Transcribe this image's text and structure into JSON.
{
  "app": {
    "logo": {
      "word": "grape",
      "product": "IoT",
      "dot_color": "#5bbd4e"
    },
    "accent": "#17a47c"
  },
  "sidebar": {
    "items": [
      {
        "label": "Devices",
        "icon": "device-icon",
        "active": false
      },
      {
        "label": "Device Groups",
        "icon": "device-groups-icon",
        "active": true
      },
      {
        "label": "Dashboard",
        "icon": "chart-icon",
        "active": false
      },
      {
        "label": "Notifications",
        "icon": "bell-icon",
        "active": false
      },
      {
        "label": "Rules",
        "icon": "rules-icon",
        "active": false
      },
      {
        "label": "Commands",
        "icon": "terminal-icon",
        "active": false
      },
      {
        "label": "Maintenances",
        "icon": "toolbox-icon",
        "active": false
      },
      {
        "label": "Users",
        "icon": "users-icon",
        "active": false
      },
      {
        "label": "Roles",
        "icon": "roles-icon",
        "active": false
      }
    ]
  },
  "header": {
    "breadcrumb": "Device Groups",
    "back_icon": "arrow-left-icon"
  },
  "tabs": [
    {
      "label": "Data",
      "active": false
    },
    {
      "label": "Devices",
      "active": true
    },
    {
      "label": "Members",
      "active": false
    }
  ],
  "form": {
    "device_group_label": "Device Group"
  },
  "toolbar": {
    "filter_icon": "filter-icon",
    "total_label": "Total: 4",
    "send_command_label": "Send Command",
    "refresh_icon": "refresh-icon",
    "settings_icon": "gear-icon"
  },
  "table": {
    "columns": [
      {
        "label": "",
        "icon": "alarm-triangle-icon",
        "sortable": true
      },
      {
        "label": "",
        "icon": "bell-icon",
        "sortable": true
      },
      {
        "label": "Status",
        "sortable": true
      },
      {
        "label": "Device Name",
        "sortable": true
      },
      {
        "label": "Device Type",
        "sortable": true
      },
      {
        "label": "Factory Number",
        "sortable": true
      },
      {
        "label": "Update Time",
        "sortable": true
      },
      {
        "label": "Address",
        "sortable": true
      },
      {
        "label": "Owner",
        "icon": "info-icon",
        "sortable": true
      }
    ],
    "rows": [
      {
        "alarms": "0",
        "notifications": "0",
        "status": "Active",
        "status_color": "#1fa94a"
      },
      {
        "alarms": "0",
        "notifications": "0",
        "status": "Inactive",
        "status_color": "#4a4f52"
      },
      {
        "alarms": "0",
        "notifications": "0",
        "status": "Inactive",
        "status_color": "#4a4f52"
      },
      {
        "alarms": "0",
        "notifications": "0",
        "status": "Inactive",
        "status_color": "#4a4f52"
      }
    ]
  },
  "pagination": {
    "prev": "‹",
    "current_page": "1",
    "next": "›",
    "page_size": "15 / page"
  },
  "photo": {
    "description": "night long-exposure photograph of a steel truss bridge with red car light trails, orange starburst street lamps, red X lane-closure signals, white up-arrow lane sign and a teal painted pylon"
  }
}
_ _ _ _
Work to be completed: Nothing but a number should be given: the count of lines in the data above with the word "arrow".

Response for this exercise: 2